By Aulia Rachmat, published in The Jakarta Post, February 4, 2008.
Celebrating Chinese New Year (Imlek) without Chinese lanterns is like being in a house with no light.
In addition, the Chinese believe that while red is a symbol of happiness, gold is a symbol of wealth. So, it is understandable that Chinese New Year ornaments like lanterns are artistically designed with a bold red background embellished by a gold motif.
The Chinese lantern is really at the heart of the celebration. Not only are the lanterns beautiful and decorative, but they symbolize Chinese history and culture.
Our days are brightened by sunlight; our homes are illuminated by electric lights. Otherwise, we would all live in darkness. Similarly, Chinese lanterns have for years represented the light of hope at every Chinese New Year celebration.
The Chinese New Year celebration starts with the new moon and ends on the full moon 15 days later. The end of the 15-day celebration is marked by the lantern festival.
The 15-day New Year celebration is a time for forgiveness and making peace with others. Friendliness is reflected in the exchanging of gifts and/or the giving of ang pao (red envelopes containing money) by family members, friends and neighbors. The giving of ang pao, however, is usually done by well-to-do families. Chinese-Indonesian employers are accustomed to giving ang pao to their employees; and wealthy people give ang pao to the poor.
The lantern itself is not only a symbol of brightness, but also of love. During the lantern festival, singles get together to play find-a-partner games with lanterns.
In welcoming the Year of the Rat, many places from homes to businesses to hotels and malls are adorned with lavish Chinese ornaments such as lanterns and prosperity trees.
Prosperity trees with their hanging “fruit” of ang pao are a common scene in the celebration setting, and lanterns have also become a permanent fixture at Chinese New Year.
To make this year’s celebration more festive, Grand Hyatt Hotel is decorating its spacious lobby and lounge with an array of hanging paper lanterns.
“This is the great red celebration!” Grand Hyatt marketing communication manager Gina Desmeralda said, adding, “The red is a symbol of happiness and we want to give our guests merriment in welcoming the Year of the Rat. Also, our lanterns are decorated with vertical gold stripes in hope for a prosperous year.”
Chinese people are accustomed to hanging lanterns inscribed with Chinese characters in their homes and businesses during the New Year celebration. It is said that the characters represent a various of meanings and virtues. “In essence, this is to ask for blessings from the Almighty,” said Lina, a Chinese-Indonesian who bought lanterns to hang in her shop-house dwelling.
She added that in addition to adorning their homes with festive ornaments, those celebrating Chinese New Year should consider buying blooming plants such as narcissus and lilies to symbolize rebirth and new growth.
“Flowers are believed to be a symbol of growing wealth and career progress.
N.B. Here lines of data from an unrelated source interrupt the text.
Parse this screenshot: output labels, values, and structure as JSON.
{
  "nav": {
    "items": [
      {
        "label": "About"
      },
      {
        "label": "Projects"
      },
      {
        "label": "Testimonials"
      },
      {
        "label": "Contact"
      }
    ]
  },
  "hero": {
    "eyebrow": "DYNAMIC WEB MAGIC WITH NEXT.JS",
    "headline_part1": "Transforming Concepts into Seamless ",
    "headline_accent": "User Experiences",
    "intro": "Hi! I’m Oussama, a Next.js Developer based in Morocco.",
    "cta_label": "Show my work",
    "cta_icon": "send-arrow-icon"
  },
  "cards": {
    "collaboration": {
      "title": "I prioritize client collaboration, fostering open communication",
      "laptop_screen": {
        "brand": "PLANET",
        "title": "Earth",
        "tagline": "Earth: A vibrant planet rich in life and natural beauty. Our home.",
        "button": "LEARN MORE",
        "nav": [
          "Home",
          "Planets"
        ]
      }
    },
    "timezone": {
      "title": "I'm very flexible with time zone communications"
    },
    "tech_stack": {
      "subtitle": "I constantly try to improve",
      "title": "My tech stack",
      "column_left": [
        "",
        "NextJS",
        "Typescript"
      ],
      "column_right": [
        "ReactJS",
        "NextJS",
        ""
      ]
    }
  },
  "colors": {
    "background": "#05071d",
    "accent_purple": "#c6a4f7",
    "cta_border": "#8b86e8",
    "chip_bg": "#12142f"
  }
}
And fortune will be with whoever has flowers blooming in their home on New Year’s Day,” she explained. She always has live flowers at Chinese New Year, although despite her plants blooming on Chinese New Year’s Day last year, she said she had neither good nor bad luck during the year.
“Chinese culture is unique and I’m glad that it has become part of Indonesia’s rich diversity,” Ciputra Mall’s general manager Ciputra Sugwantono Tanto said, referring to the mall’s theme this year of Living in Harmony, the Chinese Heritage in Indonesia.
Not only are malls like Puri Indah, Kelapa Gading and Artha Gading decking their atriums with lanterns, they are also staging special New Year’s events like barongsai (lion dance) and Chinese song competitions.